Men worked for 50 cents a day during the Great Depression. Back then, you could buy an acre of ground for about the same price you would pay for a five-stick pack of Juicy Fruit gum today.
I don’t know about you, but next year during the last weekend of April I’ll be seated in Memorial Hall in Downs listening to the new batch of storytellers. Next year will mark the 25th anniversary of the Kansas Storytelling Festival that began in 1994.
Keeping food safe in our diet requires a few tried and true steps. Keep food clean, keep it separate, cook it completely and always chill it.
Farmers, ranchers and those who make their living from the land, view this planet as a community to which they belong. They love, respect and care for the land. They adhere to an ethic, which enlarges the boundaries of their community to include soils, waters, plants and animals.
“Our storytellers tell their tales without reading a book, using photos or showing a video,” Glennys Doane says. “They use words, inflection and cadence to create pictures and events in the listener’s mind.”
Get out and enjoy the beauty of nature this spring. But remember, stay safe so you can enjoy working in the garden for many years to come.
The outpouring of those wanting to help has been overwhelming. Friends helping friends. Neighbors helping neighbors. Everyone in the community and from across the country pitching in.

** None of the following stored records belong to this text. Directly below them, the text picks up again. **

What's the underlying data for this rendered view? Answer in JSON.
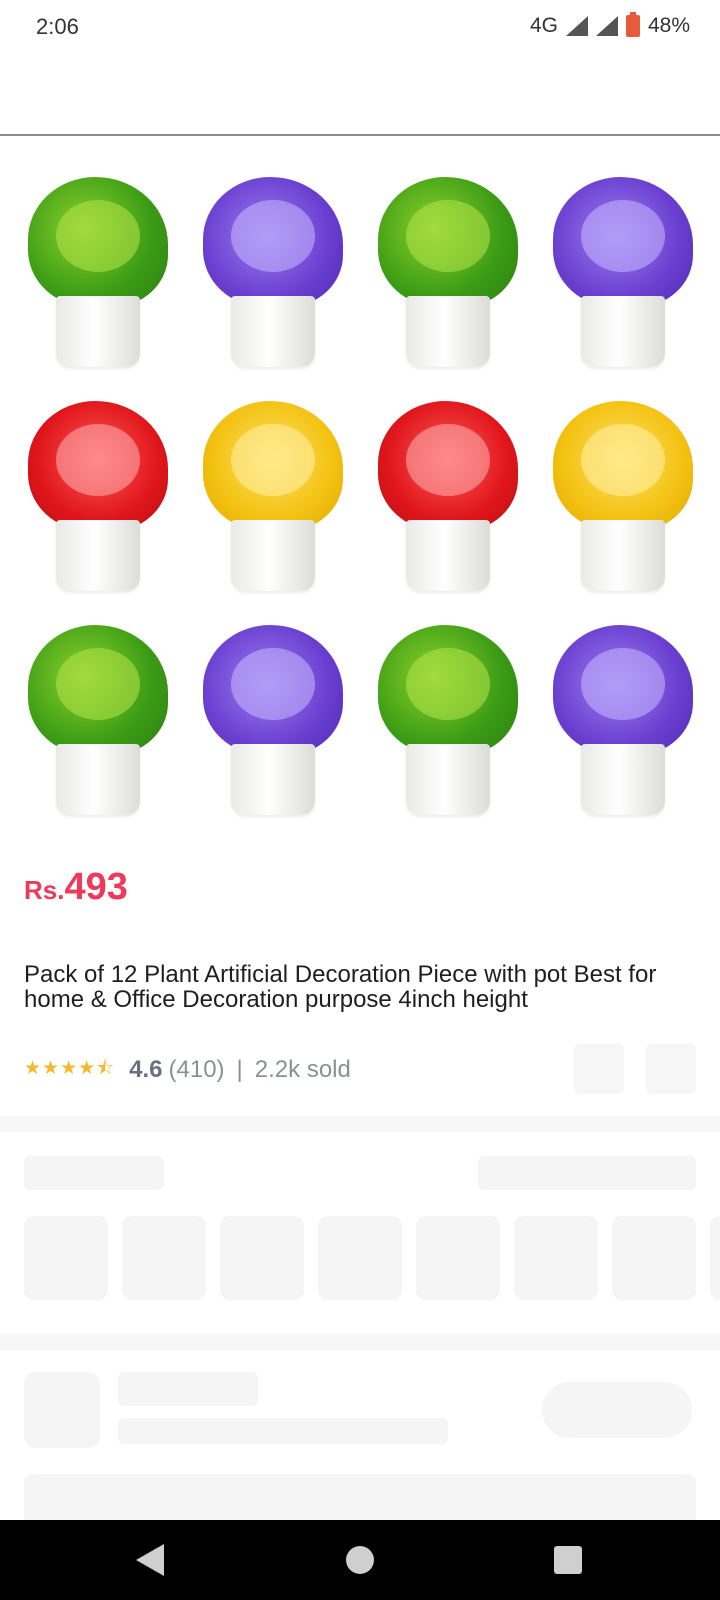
{
  "status_bar": {
    "time": "2:06",
    "network": "4G",
    "battery": "48%"
  },
  "product": {
    "image_alt": "Artificial potted plants in green, purple, red and yellow",
    "price_currency": "Rs.",
    "price_value": "493",
    "title": "Pack of 12 Plant Artificial Decoration Piece with pot Best for home & Office Decoration purpose 4inch height",
    "rating_stars": "★★★★⯪",
    "rating": "4.6",
    "review_count": "(410)",
    "separator": "|",
    "sold": "2.2k sold"
  },
  "plants": [
    "green",
    "purple",
    "green",
    "purple",
    "red",
    "yellow",
    "red",
    "yellow",
    "green",
    "purple",
    "green",
    "purple"
  ],
  "colors": {
    "price": "#ee3a5a",
    "star": "#f5b82e",
    "skeleton": "#f5f5f5"
  },
  "nav": {
    "icons": [
      "back-icon",
      "home-icon",
      "recent-apps-icon"
    ]
  }
}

National Ag Week is March 19-25. This is a time to recognize and celebrate the abundance provided by this nation’s farmers and ranchers.
Farmers work hard to safely apply pesticides within guidelines set by the federal government and manufacturers.